Shape notes are a special form of notehead (see also previous lesson).
Several examples of Sacred Harp
Small Letteral notation
Sister Betsy recorded the
Music of Angels
using a Shaker notational system known as small letteral notation.
African music in based on equidistant scales with, for example, 5 or 7 steps. The rhythm can be described using a poly- or hetero-metric based on elementary pulsation.
August Schmidhofer, in his article entitled
African Music, does not discuss native African music notation but he does suggest that some music cannot be described using only common music notation.
Chinese music notation
www.cultureofchina.com states that
there is no standard notation for Chinese music.
The various methods may be grouped under: pitch system,
descriptive system, hand-and-finger system, Kung Ch'e system,
rhythmic recitation and numerical system.
C.C. Evans Chinese Music pages present the Guqin and its Music using
Wen Zi Pu (Character Notation) and
Jian Zi Pu (Abbreviated Character Notation)
See also "Positions of the notes" on
C.C. Evans chinese music pages
August Schmidhofer's article
Chinese music (music theory, erhu, pipa, yangqin, guzheng, dizi, sheng, Peking-Opera) considers Chinese scales and instruments but without notation.
Doumbek notation and rhythm is described at
Kamuran's Doumbek Rhythm Guide.
This notation is used for doumbek (dumbec, dumbek, dumbeq...) and related instruments such as the
tabla, djembe and ashiko.
When the shamisen accompanies a singer the fundamental pitch is set by the singer.
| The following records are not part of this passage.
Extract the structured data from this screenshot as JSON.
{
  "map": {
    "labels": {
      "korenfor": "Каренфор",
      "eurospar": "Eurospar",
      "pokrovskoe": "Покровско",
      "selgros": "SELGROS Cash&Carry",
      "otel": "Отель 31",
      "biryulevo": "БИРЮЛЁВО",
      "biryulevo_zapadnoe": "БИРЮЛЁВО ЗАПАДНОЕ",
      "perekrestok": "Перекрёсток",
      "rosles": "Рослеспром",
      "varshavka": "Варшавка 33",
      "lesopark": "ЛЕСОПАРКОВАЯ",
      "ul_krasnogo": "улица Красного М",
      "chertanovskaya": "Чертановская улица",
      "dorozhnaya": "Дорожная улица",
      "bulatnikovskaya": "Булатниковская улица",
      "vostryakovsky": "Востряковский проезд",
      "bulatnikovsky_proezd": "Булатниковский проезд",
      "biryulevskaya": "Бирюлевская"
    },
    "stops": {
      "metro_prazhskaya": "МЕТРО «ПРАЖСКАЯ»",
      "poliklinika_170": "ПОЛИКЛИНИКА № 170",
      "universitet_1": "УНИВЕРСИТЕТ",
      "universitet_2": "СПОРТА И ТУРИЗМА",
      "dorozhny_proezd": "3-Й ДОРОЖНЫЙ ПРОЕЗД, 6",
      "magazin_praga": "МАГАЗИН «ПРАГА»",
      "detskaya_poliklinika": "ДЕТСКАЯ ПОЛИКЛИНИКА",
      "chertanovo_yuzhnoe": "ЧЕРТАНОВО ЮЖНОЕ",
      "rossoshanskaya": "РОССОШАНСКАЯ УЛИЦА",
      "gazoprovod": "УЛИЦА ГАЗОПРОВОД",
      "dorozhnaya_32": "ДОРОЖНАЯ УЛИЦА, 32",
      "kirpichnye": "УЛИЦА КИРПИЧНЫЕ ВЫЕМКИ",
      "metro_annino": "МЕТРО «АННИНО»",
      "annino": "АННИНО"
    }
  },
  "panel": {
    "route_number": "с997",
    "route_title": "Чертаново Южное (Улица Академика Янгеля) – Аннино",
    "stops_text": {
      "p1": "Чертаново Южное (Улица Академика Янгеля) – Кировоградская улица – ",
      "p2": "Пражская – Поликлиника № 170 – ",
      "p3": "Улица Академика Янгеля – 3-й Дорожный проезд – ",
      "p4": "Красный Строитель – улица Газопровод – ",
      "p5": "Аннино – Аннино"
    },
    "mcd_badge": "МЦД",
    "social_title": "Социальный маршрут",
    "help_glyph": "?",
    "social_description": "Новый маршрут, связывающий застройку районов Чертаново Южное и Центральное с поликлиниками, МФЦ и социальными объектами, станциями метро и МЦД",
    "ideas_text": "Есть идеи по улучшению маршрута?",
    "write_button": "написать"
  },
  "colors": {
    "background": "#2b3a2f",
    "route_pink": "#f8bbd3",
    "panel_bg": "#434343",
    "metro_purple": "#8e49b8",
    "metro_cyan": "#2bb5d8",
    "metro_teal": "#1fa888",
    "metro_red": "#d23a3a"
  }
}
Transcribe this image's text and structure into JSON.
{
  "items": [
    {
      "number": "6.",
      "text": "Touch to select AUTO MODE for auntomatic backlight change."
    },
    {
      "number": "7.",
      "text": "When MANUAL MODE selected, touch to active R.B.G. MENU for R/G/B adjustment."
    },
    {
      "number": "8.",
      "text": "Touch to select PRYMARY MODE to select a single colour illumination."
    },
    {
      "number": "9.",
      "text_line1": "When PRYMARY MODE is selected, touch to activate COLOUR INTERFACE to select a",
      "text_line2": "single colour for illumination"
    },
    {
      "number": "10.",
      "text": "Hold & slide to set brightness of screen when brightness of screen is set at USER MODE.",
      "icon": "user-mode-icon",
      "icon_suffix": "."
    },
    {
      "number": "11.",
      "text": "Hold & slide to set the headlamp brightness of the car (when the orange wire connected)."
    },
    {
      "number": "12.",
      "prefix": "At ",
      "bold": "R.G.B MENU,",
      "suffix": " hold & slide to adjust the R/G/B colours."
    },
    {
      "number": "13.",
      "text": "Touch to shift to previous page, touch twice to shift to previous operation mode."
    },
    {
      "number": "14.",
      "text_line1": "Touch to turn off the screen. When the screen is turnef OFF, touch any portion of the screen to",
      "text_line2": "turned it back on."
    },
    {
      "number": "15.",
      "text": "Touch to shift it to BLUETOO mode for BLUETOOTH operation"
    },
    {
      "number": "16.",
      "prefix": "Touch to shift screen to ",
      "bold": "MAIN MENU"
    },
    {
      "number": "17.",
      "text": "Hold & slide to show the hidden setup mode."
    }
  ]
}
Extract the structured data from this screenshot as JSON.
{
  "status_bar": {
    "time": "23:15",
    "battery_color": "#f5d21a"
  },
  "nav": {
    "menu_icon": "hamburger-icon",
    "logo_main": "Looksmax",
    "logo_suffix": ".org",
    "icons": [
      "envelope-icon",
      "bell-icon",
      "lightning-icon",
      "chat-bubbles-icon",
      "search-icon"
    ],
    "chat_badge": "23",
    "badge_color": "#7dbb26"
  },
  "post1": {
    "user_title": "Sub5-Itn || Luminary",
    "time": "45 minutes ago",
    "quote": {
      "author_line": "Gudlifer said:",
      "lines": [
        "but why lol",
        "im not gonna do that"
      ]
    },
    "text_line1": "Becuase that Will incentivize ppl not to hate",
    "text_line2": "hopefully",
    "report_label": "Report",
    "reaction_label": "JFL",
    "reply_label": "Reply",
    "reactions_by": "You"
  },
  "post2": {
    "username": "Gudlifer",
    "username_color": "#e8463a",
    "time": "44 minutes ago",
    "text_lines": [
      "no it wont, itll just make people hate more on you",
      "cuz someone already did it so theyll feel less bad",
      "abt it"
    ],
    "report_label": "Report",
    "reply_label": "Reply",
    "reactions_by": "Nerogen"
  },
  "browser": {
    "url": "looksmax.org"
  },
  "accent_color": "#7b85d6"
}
Consequently, shamisen notation indicates
interval, or ma, rather than pitch.